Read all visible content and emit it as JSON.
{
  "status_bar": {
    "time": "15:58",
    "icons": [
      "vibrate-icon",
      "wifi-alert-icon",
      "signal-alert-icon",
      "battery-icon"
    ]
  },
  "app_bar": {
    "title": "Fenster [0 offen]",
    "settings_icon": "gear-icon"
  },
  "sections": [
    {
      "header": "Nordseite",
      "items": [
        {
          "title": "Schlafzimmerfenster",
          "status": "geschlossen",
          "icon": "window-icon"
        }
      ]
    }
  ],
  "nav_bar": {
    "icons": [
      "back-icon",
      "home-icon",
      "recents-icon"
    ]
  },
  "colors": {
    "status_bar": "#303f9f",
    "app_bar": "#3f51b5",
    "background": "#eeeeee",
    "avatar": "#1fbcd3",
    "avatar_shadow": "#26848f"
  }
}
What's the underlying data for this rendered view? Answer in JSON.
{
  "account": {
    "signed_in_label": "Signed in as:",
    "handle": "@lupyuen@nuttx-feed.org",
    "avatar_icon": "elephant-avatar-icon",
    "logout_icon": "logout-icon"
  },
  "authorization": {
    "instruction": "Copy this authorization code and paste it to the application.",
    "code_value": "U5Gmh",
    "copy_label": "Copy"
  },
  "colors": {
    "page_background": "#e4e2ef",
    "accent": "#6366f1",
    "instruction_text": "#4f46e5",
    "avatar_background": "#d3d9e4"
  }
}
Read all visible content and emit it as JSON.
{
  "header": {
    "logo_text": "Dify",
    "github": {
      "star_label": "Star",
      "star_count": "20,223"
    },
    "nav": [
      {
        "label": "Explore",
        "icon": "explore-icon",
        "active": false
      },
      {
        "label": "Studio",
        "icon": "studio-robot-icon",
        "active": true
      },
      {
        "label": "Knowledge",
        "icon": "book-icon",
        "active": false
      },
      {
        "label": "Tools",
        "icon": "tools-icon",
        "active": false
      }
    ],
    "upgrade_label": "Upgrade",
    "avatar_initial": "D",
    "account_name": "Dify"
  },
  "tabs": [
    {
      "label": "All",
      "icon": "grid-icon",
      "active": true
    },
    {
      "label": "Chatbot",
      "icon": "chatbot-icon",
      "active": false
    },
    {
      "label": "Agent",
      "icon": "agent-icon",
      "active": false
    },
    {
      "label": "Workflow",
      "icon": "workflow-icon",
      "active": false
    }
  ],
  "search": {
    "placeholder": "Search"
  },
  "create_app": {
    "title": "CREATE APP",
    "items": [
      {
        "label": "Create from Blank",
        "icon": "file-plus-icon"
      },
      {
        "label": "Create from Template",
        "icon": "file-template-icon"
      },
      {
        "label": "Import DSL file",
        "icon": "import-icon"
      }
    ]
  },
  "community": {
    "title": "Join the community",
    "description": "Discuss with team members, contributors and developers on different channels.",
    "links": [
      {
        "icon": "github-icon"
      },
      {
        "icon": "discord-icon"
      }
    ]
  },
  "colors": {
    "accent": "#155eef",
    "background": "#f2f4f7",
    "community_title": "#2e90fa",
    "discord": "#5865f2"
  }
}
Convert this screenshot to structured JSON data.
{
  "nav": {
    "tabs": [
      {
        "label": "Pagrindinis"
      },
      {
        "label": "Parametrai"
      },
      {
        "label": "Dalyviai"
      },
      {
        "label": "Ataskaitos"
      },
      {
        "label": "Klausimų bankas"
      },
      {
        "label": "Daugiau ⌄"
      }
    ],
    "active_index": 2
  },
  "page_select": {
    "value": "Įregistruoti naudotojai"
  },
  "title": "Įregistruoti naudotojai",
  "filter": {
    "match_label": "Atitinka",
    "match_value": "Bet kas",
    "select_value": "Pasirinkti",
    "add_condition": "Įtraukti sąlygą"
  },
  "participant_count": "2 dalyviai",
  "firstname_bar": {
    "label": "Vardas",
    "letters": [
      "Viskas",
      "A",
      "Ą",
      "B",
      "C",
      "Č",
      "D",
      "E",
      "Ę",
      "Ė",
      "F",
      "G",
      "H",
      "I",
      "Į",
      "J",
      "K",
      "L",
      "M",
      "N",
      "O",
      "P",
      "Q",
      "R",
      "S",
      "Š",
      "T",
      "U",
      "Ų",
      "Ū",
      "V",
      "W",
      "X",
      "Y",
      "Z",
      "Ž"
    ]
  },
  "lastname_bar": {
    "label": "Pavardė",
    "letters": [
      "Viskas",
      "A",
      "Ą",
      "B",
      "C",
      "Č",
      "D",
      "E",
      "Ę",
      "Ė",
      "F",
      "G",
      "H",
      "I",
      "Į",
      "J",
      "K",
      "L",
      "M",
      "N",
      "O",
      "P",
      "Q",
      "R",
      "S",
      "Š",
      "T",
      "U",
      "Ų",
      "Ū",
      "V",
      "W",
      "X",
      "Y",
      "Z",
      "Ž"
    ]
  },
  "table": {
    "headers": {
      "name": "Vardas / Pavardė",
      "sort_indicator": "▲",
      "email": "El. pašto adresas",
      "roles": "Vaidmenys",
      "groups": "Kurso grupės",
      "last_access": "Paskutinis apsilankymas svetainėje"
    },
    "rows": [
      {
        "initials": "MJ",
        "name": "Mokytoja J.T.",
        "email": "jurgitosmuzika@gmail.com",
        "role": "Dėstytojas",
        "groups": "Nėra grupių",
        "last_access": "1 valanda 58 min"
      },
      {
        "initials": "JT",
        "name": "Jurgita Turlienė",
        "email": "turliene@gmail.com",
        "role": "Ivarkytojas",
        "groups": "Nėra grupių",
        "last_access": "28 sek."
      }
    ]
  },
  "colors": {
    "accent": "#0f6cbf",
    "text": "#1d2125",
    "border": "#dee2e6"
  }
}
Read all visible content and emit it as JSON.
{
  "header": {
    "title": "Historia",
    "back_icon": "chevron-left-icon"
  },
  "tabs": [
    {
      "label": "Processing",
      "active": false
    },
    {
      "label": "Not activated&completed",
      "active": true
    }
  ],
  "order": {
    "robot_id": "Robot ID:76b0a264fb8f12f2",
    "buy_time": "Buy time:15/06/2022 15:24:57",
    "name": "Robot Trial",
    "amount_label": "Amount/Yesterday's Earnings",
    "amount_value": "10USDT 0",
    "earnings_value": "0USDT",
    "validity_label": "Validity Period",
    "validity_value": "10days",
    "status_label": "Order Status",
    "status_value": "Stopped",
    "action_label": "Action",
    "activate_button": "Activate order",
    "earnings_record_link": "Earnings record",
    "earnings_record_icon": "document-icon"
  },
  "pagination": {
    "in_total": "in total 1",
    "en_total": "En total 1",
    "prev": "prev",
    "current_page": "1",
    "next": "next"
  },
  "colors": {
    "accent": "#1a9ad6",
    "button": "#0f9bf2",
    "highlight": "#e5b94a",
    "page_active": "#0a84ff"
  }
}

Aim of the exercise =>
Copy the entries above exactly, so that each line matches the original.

Answer space =>
Read all visible content and emit it as JSON.
{
  "status_bar": {
    "time": "15:58",
    "icons": [
      "vibrate-icon",
      "wifi-alert-icon",
      "signal-alert-icon",
      "battery-icon"
    ]
  },
  "app_bar": {
    "title": "Fenster [0 offen]",
    "settings_icon": "gear-icon"
  },
  "sections": [
    {
      "header": "Nordseite",
      "items": [
        {
          "title": "Schlafzimmerfenster",
          "status": "geschlossen",
          "icon": "window-icon"
        }
      ]
    }
  ],
  "nav_bar": {
    "icons": [
      "back-icon",
      "home-icon",
      "recents-icon"
    ]
  },
  "colors": {
    "status_bar": "#303f9f",
    "app_bar": "#3f51b5",
    "background": "#eeeeee",
    "avatar": "#1fbcd3",
    "avatar_shadow": "#26848f"
  }
}
What's the underlying data for this rendered view? Answer in JSON.
{
  "account": {
    "signed_in_label": "Signed in as:",
    "handle": "@lupyuen@nuttx-feed.org",
    "avatar_icon": "elephant-avatar-icon",
    "logout_icon": "logout-icon"
  },
  "authorization": {
    "instruction": "Copy this authorization code and paste it to the application.",
    "code_value": "U5Gmh",
    "copy_label": "Copy"
  },
  "colors": {
    "page_background": "#e4e2ef",
    "accent": "#6366f1",
    "instruction_text": "#4f46e5",
    "avatar_background": "#d3d9e4"
  }
}
Read all visible content and emit it as JSON.
{
  "header": {
    "logo_text": "Dify",
    "github": {
      "star_label": "Star",
      "star_count": "20,223"
    },
    "nav": [
      {
        "label": "Explore",
        "icon": "explore-icon",
        "active": false
      },
      {
        "label": "Studio",
        "icon": "studio-robot-icon",
        "active": true
      },
      {
        "label": "Knowledge",
        "icon": "book-icon",
        "active": false
      },
      {
        "label": "Tools",
        "icon": "tools-icon",
        "active": false
      }
    ],
    "upgrade_label": "Upgrade",
    "avatar_initial": "D",
    "account_name": "Dify"
  },
  "tabs": [
    {
      "label": "All",
      "icon": "grid-icon",
      "active": true
    },
    {
      "label": "Chatbot",
      "icon": "chatbot-icon",
      "active": false
    },
    {
      "label": "Agent",
      "icon": "agent-icon",
      "active": false
    },
    {
      "label": "Workflow",
      "icon": "workflow-icon",
      "active": false
    }
  ],
  "search": {
    "placeholder": "Search"
  },
  "create_app": {
    "title": "CREATE APP",
    "items": [
      {
        "label": "Create from Blank",
        "icon": "file-plus-icon"
      },
      {
        "label": "Create from Template",
        "icon": "file-template-icon"
      },
      {
        "label": "Import DSL file",
        "icon": "import-icon"
      }
    ]
  },
  "community": {
    "title": "Join the community",
    "description": "Discuss with team members, contributors and developers on different channels.",
    "links": [
      {
        "icon": "github-icon"
      },
      {
        "icon": "discord-icon"
      }
    ]
  },
  "colors": {
    "accent": "#155eef",
    "background": "#f2f4f7",
    "community_title": "#2e90fa",
    "discord": "#5865f2"
  }
}
Convert this screenshot to structured JSON data.
{
  "nav": {
    "tabs": [
      {
        "label": "Pagrindinis"
      },
      {
        "label": "Parametrai"
      },
      {
        "label": "Dalyviai"
      },
      {
        "label": "Ataskaitos"
      },
      {
        "label": "Klausimų bankas"
      },
      {
        "label": "Daugiau ⌄"
      }
    ],
    "active_index": 2
  },
  "page_select": {
    "value": "Įregistruoti naudotojai"
  },
  "title": "Įregistruoti naudotojai",
  "filter": {
    "match_label": "Atitinka",
    "match_value": "Bet kas",
    "select_value": "Pasirinkti",
    "add_condition": "Įtraukti sąlygą"
  },
  "participant_count": "2 dalyviai",
  "firstname_bar": {
    "label": "Vardas",
    "letters": [
      "Viskas",
      "A",
      "Ą",
      "B",
      "C",
      "Č",
      "D",
      "E",
      "Ę",
      "Ė",
      "F",
      "G",
      "H",
      "I",
      "Į",
      "J",
      "K",
      "L",
      "M",
      "N",
      "O",
      "P",
      "Q",
      "R",
      "S",
      "Š",
      "T",
      "U",
      "Ų",
      "Ū",
      "V",
      "W",
      "X",
      "Y",
      "Z",
      "Ž"
    ]
  },
  "lastname_bar": {
    "label": "Pavardė",
    "letters": [
      "Viskas",
      "A",
      "Ą",
      "B",
      "C",
      "Č",
      "D",
      "E",
      "Ę",
      "Ė",
      "F",
      "G",
      "H",
      "I",
      "Į",
      "J",
      "K",
      "L",
      "M",
      "N",
      "O",
      "P",
      "Q",
      "R",
      "S",
      "Š",
      "T",
      "U",
      "Ų",
      "Ū",
      "V",
      "W",
      "X",
      "Y",
      "Z",
      "Ž"
    ]
  },
  "table": {
    "headers": {
      "name": "Vardas / Pavardė",
      "sort_indicator": "▲",
      "email": "El. pašto adresas",
      "roles": "Vaidmenys",
      "groups": "Kurso grupės",
      "last_access": "Paskutinis apsilankymas svetainėje"
    },
    "rows": [
      {
        "initials": "MJ",
        "name": "Mokytoja J.T.",
        "email": "jurgitosmuzika@gmail.com",
        "role": "Dėstytojas",
        "groups": "Nėra grupių",
        "last_access": "1 valanda 58 min"
      },
      {
        "initials": "JT",
        "name": "Jurgita Turlienė",
        "email": "turliene@gmail.com",
        "role": "Ivarkytojas",
        "groups": "Nėra grupių",
        "last_access": "28 sek."
      }
    ]
  },
  "colors": {
    "accent": "#0f6cbf",
    "text": "#1d2125",
    "border": "#dee2e6"
  }
}
Read all visible content and emit it as JSON.
{
  "header": {
    "title": "Historia",
    "back_icon": "chevron-left-icon"
  },
  "tabs": [
    {
      "label": "Processing",
      "active": false
    },
    {
      "label": "Not activated&completed",
      "active": true
    }
  ],
  "order": {
    "robot_id": "Robot ID:76b0a264fb8f12f2",
    "buy_time": "Buy time:15/06/2022 15:24:57",
    "name": "Robot Trial",
    "amount_label": "Amount/Yesterday's Earnings",
    "amount_value": "10USDT 0",
    "earnings_value": "0USDT",
    "validity_label": "Validity Period",
    "validity_value": "10days",
    "status_label": "Order Status",
    "status_value": "Stopped",
    "action_label": "Action",
    "activate_button": "Activate order",
    "earnings_record_link": "Earnings record",
    "earnings_record_icon": "document-icon"
  },
  "pagination": {
    "in_total": "in total 1",
    "en_total": "En total 1",
    "prev": "prev",
    "current_page": "1",
    "next": "next"
  },
  "colors": {
    "accent": "#1a9ad6",
    "button": "#0f9bf2",
    "highlight": "#e5b94a",
    "page_active": "#0a84ff"
  }
}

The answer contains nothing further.